▶

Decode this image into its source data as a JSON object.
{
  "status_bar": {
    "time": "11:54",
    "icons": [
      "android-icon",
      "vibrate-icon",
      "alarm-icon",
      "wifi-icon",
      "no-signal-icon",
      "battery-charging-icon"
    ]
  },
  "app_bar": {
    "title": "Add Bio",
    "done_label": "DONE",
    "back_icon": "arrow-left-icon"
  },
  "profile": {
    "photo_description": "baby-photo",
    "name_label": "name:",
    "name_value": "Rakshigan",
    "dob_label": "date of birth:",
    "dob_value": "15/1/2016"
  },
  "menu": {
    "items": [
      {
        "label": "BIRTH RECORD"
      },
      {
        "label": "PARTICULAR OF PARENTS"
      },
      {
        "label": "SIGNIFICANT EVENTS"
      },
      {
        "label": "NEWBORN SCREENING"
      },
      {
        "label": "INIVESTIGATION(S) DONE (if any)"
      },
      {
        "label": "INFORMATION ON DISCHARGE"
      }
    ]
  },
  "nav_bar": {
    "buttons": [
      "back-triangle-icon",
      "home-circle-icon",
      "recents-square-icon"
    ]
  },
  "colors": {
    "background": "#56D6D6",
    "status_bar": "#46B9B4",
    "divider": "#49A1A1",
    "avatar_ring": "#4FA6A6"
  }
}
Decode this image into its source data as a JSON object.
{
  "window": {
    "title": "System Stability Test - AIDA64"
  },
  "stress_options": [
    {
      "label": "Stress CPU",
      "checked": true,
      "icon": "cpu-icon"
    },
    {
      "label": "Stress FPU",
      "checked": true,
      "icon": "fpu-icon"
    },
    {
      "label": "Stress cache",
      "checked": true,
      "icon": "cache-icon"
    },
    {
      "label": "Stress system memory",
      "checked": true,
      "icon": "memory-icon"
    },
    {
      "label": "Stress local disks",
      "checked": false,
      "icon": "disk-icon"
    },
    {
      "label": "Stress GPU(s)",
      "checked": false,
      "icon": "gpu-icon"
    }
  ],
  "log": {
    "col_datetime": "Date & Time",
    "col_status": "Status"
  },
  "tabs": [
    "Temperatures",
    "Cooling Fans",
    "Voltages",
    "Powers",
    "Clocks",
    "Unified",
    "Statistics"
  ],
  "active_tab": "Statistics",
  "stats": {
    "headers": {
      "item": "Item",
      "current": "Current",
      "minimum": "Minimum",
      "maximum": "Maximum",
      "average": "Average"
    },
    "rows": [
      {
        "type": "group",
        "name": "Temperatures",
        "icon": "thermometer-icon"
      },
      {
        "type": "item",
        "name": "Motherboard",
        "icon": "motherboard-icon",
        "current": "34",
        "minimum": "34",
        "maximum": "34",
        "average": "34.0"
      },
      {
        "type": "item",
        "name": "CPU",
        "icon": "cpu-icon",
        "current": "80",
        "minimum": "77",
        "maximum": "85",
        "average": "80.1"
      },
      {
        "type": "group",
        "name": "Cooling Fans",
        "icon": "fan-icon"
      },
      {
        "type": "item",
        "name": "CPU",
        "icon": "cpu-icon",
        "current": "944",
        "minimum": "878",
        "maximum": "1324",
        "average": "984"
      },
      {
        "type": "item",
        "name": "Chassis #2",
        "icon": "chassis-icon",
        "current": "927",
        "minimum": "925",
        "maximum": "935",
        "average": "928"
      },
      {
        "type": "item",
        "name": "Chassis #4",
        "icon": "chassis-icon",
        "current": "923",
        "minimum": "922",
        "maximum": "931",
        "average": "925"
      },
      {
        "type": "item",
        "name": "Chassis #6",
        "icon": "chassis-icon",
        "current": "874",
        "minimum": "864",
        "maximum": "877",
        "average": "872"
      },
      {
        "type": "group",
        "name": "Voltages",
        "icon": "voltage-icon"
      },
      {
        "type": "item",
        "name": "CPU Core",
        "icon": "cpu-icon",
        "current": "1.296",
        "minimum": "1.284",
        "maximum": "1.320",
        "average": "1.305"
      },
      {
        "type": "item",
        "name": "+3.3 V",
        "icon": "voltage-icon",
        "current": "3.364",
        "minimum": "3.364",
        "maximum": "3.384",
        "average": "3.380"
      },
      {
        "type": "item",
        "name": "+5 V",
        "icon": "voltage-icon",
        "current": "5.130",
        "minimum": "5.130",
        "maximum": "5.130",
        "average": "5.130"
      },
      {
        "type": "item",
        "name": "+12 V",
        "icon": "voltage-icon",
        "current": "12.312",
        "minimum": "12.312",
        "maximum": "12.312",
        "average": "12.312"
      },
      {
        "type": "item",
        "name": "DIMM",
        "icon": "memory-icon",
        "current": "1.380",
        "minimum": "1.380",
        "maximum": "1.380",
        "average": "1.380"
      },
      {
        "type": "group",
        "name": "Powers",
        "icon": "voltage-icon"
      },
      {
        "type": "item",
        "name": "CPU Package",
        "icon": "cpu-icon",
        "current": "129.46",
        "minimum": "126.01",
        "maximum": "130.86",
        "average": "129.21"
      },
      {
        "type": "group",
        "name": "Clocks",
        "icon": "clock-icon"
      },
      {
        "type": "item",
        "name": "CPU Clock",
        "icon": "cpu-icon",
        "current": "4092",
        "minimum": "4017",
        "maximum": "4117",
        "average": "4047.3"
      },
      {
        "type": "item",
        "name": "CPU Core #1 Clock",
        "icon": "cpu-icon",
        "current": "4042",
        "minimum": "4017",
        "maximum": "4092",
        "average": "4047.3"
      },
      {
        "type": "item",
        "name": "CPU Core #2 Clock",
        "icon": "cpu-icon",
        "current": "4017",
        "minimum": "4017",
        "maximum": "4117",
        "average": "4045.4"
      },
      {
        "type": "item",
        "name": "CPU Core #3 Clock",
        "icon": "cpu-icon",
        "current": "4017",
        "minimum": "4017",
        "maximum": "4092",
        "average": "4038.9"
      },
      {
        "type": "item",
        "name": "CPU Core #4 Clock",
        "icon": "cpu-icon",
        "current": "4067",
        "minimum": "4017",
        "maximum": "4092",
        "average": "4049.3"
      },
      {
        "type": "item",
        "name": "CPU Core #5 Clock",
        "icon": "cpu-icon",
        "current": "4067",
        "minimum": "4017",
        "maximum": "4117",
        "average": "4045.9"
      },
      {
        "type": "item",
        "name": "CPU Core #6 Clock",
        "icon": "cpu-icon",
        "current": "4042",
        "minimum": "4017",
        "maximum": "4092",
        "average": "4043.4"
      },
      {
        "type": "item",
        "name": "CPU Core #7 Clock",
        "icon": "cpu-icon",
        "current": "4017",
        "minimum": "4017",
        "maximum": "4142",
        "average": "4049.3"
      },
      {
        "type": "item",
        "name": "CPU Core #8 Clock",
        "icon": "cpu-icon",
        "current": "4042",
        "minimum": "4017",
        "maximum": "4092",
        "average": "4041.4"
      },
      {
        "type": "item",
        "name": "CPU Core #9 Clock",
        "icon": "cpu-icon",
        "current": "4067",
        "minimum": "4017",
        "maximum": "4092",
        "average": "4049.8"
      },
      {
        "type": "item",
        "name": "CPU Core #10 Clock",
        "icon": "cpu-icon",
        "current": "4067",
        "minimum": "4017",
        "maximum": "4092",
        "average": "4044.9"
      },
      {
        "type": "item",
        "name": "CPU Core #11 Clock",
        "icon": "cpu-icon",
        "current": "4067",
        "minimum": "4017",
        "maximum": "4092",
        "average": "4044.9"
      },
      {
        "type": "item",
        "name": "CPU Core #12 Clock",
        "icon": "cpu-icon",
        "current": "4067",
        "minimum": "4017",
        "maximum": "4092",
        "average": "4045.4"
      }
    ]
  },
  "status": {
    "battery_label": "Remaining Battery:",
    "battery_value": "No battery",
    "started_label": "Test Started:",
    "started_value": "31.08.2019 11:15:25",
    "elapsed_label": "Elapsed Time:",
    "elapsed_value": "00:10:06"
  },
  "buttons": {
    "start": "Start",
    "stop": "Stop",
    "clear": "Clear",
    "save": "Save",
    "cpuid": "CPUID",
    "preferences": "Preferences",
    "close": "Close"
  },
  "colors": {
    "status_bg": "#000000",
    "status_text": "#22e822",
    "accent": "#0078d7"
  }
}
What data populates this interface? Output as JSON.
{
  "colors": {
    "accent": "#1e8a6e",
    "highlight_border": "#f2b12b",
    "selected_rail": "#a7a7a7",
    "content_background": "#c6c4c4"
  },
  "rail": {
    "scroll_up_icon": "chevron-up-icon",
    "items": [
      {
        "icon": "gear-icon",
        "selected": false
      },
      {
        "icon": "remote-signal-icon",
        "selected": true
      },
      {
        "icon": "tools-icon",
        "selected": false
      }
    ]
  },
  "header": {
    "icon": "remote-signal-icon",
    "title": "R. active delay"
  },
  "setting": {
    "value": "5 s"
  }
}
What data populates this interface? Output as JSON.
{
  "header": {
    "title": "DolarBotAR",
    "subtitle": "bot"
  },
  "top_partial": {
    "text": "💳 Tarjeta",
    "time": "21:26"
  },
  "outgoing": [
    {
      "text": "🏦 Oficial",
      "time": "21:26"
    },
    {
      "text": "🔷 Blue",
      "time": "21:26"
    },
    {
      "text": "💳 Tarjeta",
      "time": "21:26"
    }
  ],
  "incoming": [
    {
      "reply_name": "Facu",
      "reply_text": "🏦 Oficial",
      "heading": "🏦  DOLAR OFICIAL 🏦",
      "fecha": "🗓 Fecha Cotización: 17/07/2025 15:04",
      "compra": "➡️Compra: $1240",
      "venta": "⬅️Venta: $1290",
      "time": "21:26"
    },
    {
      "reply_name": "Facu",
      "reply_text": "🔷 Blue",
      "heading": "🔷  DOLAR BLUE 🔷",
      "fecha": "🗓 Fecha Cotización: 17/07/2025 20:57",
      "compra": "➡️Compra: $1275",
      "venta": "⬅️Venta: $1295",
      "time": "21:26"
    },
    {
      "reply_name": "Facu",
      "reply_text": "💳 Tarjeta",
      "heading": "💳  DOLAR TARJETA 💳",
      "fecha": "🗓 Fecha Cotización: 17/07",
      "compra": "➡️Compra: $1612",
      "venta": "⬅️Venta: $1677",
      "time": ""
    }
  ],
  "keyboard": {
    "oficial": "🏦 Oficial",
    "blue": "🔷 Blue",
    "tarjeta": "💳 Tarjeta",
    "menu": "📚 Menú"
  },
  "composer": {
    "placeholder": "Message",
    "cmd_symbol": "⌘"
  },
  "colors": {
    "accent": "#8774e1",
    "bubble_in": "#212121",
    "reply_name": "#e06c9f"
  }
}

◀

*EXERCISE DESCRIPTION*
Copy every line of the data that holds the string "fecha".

*THE COMPLETED TASK*
      "fecha": "🗓 Fecha Cotización: 17/07/2025 15:04",
      "fecha": "🗓 Fecha Cotización: 17/07/2025 20:57",
      "fecha": "🗓 Fecha Cotización: 17/07",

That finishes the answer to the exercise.